Citing the “Hippocratic paradox” of state-sponsored executions, Groner notes that the guards administering Broom’s lethal injection were picked because they serve as volunteer emergency medical technicians. However, they do not have nearly as much experience with IVs as fully-trained medical personnel, he says. “Part of the Hippocratic paradox problem is matching the least experienced people with the most difficult patients,” he told Mother Jones. “You risk torturing the patient.”

This adds to the troubling shift toward the “medicalization of killing,” says Groner. And he worries that Strickland’s decision to determine alternative modes of lethal injection could blur the lines between medicine and execution even further. “The trap is that to get it done right, you need more expertise. And that means more medical involvement,” he said.



“Pink Panties” Sheriff Joe Arpaio Targets ACORN
January 10, 2010, 9:07 pm
Filed under: Civil Rights, Mother Jones, Scandals | Tags: , , , ,

September 22, 2009
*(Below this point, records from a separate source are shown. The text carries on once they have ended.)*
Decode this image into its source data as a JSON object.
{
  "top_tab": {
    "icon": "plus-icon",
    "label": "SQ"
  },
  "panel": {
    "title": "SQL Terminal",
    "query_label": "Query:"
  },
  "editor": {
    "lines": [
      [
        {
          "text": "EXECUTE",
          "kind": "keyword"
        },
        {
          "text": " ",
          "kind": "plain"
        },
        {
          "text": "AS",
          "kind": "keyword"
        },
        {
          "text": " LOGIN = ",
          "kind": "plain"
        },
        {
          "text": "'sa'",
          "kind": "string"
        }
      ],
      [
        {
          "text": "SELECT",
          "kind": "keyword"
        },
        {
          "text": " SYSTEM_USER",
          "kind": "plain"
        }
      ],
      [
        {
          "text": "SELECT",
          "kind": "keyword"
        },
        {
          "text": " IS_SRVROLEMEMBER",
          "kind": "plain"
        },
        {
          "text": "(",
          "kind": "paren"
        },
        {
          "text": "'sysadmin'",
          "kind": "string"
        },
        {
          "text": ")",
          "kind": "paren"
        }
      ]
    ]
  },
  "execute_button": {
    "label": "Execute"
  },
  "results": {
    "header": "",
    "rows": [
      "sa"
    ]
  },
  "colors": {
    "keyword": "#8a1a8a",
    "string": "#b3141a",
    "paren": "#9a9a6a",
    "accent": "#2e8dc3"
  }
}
There are a number of loons in the news that I just can’t get enough of. One of those loons is Maricopa County Sheriff Joe Arpaio, who is one of the country’s leading crusaders against immigration. Arpaio is loved by some (and hated by others) for his controversial crime sweeps in mostly Hispanic neighborhoods and immigration arrests in the field, which the USDOJ has continuously opposed. One of Arpaio’s most trusted deflection techniques is blaming third parties. In September, he targetted ACORN for allegedly using federal funds to launch a PR campaign against the sheriff’s tactics. I contacted ACORN to get their reaction. Here’s what they said:

ACORN spokesman Scott Levenson says that there is no basis for these claims and welcomes Arpaio’s opposition. “Sheriff Arpaio has long been the poster child of racist and prejudiced behavior around law enforcement,” he told me. “I’m confident that Sheriff Arpaio attacking Acorn is proof that we’re heading in the right direction.”